Sign up
Here's how it works:
  1. Anybody can ask a question
  2. Anybody can answer
  3. The best answers are voted up and rise to the top

If $E_1$ and $E_2$ are two elliptic curves over $\mathbb{Q}$ such that $|E_1(\mathbb{F}_p)|=|E_2(\mathbb{F}_p)|$ for all primes $p$, what does this tell us about the relationship between $E_1$ and $E_2$?

E.g. the identity holds (at least for all primes $p<500$) when $E_1$ and $E_2$ have the equations $y^2+y=x^3+x^2+2x+4$ and $y^2+y=x^3+x^2-208x-1256$. In what way are these curves similar?

They aren't isomorphic because their reduced forms ($y^2=x^3+ax+b$) are distinct. One of them has a torsion subgroup over $\mathbb{Q}$ of size 5, and the other has trivial torsion subgroup. The difference between the RHS's is $210x+1260=(2)(3)(5)(7)(x+6)$; is it relevant that this has a primorial factor? (Obviously it explains why $|E_1(\mathbb{F}_p)|=|E_2(\mathbb{F}_p)|$ for $p=2,3,5,7$, but why should this still hold for larger $p$ ??)

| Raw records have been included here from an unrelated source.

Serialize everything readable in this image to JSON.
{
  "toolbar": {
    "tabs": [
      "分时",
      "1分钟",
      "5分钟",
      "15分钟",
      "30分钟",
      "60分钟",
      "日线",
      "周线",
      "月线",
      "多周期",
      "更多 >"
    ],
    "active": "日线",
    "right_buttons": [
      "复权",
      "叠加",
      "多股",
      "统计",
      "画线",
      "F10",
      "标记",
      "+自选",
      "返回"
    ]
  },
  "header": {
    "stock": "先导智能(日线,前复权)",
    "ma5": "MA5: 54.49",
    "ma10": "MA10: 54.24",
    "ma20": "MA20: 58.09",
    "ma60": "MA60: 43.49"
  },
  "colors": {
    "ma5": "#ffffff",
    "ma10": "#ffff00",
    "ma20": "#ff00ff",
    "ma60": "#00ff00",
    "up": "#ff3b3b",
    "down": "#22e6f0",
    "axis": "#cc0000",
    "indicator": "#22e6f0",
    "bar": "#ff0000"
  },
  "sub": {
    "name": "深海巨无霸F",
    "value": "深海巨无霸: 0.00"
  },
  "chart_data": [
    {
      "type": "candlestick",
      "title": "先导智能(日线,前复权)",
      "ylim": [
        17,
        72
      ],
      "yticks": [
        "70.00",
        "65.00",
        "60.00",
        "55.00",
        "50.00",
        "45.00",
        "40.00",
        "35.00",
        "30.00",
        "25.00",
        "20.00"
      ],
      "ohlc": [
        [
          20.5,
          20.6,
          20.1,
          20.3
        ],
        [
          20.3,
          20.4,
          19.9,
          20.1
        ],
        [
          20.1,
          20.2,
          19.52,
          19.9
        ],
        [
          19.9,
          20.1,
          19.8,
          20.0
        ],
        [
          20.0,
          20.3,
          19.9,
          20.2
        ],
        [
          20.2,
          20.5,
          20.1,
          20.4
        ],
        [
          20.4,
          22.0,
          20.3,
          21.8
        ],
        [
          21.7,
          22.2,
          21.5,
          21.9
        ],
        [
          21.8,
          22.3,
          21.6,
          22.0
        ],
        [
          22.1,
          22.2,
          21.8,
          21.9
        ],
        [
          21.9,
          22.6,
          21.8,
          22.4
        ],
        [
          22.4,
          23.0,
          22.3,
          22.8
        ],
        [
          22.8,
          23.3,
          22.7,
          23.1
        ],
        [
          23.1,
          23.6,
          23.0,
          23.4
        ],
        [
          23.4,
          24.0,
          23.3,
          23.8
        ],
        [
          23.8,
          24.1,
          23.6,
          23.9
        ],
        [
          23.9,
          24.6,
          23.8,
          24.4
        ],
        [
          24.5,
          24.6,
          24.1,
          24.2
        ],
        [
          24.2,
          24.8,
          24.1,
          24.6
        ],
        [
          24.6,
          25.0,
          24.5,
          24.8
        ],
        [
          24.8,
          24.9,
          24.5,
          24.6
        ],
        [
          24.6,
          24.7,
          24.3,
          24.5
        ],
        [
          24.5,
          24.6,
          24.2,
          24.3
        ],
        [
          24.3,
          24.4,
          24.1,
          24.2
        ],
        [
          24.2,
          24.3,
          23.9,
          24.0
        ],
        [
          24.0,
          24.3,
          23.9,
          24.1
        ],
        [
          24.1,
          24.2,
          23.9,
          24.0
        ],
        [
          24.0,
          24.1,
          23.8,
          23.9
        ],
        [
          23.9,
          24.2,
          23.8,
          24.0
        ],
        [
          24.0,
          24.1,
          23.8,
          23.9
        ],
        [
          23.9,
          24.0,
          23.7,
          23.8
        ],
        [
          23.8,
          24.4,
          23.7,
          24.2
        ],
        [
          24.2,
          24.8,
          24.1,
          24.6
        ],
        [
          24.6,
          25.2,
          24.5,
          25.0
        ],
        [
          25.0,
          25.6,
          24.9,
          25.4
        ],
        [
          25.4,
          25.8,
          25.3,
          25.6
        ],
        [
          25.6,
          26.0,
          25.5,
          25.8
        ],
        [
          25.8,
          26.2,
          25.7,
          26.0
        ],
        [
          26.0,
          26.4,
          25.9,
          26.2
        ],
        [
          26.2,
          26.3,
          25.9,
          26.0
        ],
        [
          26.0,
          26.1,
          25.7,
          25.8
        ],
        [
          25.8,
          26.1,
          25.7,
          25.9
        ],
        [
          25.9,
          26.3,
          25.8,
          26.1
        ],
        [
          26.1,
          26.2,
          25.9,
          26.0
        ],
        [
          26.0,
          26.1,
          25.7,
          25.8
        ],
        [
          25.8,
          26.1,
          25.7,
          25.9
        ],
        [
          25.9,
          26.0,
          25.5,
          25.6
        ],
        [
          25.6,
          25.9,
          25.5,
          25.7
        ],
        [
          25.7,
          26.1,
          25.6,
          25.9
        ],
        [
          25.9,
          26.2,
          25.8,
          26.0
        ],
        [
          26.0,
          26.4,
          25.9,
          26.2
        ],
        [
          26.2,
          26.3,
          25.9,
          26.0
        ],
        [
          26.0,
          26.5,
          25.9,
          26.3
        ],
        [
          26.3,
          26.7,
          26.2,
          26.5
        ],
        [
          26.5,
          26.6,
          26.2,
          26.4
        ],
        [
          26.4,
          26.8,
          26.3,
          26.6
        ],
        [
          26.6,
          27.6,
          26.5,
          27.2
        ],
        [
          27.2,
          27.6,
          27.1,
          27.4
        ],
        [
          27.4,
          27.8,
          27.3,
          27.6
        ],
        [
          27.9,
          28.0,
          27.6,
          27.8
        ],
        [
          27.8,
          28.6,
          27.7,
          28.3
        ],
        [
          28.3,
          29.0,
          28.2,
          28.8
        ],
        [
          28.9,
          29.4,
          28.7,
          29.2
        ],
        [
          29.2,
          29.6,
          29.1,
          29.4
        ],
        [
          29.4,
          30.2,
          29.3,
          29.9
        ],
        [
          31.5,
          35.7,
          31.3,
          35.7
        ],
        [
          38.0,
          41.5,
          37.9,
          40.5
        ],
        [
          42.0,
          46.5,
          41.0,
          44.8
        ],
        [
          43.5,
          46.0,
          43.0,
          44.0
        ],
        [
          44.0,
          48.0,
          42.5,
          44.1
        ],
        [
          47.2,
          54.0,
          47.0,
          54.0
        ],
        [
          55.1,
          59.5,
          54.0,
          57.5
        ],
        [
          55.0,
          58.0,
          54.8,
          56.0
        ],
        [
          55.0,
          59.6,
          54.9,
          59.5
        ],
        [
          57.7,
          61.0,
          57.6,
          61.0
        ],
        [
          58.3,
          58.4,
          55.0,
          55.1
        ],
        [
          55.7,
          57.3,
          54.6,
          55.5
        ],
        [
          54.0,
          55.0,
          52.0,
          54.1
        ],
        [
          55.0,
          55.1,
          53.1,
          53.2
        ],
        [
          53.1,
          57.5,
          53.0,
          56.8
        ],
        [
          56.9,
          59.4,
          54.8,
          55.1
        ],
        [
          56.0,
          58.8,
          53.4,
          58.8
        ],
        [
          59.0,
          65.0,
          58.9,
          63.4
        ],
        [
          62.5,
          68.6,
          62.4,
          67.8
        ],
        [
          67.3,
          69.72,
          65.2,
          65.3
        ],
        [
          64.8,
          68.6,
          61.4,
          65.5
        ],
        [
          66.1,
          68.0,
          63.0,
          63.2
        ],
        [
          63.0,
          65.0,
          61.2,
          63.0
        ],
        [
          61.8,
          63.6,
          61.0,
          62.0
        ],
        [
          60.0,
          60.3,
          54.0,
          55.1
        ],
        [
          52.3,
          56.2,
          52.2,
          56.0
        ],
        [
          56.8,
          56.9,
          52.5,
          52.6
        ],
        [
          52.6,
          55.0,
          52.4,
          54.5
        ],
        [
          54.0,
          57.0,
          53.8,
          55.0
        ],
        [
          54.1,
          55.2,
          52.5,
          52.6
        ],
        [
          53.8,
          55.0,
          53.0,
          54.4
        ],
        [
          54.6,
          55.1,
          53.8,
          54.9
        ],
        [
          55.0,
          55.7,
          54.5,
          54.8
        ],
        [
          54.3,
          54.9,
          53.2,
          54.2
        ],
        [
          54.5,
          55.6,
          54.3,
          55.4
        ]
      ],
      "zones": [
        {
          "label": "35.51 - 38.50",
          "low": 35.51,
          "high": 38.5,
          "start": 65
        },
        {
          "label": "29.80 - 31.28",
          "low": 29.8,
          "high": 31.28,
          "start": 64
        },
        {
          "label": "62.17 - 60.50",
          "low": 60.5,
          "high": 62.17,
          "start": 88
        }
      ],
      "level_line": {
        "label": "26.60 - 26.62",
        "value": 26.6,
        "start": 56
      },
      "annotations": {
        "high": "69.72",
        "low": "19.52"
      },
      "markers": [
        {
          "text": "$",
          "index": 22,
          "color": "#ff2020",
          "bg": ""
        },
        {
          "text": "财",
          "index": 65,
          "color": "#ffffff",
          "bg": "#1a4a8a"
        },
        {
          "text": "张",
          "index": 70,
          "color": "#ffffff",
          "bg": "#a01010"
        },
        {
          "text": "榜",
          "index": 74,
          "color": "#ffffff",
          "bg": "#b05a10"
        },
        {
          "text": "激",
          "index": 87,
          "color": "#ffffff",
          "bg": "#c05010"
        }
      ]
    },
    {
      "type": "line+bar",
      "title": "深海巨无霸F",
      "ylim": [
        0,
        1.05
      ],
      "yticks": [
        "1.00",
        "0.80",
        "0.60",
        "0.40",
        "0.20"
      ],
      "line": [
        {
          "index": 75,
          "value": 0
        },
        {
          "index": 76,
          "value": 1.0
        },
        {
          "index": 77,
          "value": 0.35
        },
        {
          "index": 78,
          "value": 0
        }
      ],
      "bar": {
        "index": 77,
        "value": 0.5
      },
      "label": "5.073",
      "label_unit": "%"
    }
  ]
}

Many thanks for any help with this!

share|cite|improve this question
A little bird once told me "if and only if they are isogenous," but don't take my word for it. – Qiaochu Yuan Sep 2 '12 at 19:35
Ah, never mind; some Googling reveals that what I said is true at a fixed prime $p$ (apparently it is a theorem of Tate) but I don't know if it's true globally. – Qiaochu Yuan Sep 2 '12 at 19:40
The global theorem is apparently a theorem of Faltings (at least if I've got the hypotheses straight; I'm a little concerned about the primes of bad reduction). – Qiaochu Yuan Sep 2 '12 at 19:44
Your elliptic curve $E$ is a group, and it has a finite subgroup $S$. Then $E/S$ is also an elliptic curve. The primitive way of finding $E/S$ is to get the subfield of its function field that’s fixed under the action of $S$, acting as translations of the underlying space. But Qiaochu may be able to tell you better methods. – Lubin Sep 2 '12 at 19:56
You probably knew this, but these are the two curves c1 and c2 of level 75 in Cremona's tables. So one way to see that they are isogenous is just to look them up. – Jeremy Teitelbaum Sep 2 '12 at 20:12

Your Answer


By posting your answer, you agree to the privacy policy and terms of service.

Browse other questions tagged or ask your own question.